|001||Understand the implications of different types of market failure for standard microeconomic analysis|
|002||Be able to solve mathematical problems under these conditions||CT|
|003||For students to be able to graphically and intuitively explain the theory they learn.||KCT|
|004||For students to be able to apply the techniques they learn to unfamiliar situations.||KCT|
C - Cognitive/analytical
K - Subject knowledge
T - Transferable skills
P - Professional/Practical skills
Methods of Teaching / Learning
The learning and teaching strategy is designed to:
- enhance skills in applying techniques of consumer choice to different situations such as choice under uncertainty or choice of a social planner,
- enhance understanding and intuition of microeconomic theory
- enhance skills in applying mathematical methods to microeconomic theory
The learning and teaching methods include:
- 2 hour lecture per week x 11 weeks
- 1 hour feeback session per week x 5 weeks
Indicated Lecture Hours (which may also include seminars, tutorials, workshops and other contact time) are approximate and may include in-class tests where one or more of these are an assessment on the module. In-class tests are scheduled/organised separately to taught content and will be published on to student personal timetables, where they apply to taken modules, as soon as they are finalised by central administration. This will usually be after the initial publication of the teaching timetable for the relevant semester.

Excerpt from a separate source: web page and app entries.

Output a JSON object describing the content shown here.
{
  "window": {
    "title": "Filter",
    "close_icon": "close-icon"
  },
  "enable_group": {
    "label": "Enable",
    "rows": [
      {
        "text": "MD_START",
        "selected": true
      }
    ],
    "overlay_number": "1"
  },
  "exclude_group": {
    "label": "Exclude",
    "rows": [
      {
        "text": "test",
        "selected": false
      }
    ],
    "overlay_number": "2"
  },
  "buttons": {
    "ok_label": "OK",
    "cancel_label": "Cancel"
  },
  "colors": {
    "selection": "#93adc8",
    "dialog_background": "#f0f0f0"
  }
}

Upon accessing the reading list, please search for the module using the module code: ECO2051
Programmes this module appears in
|Business Economics BSc (Hons)||2||Compulsory||A weighted aggregate mark of 40% is required to pass the module|
|Economics BSc (Hons)||2||Compulsory||A weighted aggregate mark of 40% is required to pass the module|
|Financial Mathematics BSc (Hons)||2||Compulsory||A weighted aggregate mark of 40% is required to pass the module|
|Politics and Economics BSc (Hons)||2||Optional||A weighted aggregate mark of 40% is required to pass the module|
|Economics and Mathematics BSc (Hons)||2||Optional||A weighted aggregate mark of 40% is required to pass the module|
Please note that the information detailed within this record is accurate at the time of publishing and may be subject to change. This record contains information for the most up to date version of the programme / module for the 2022/3 academic year.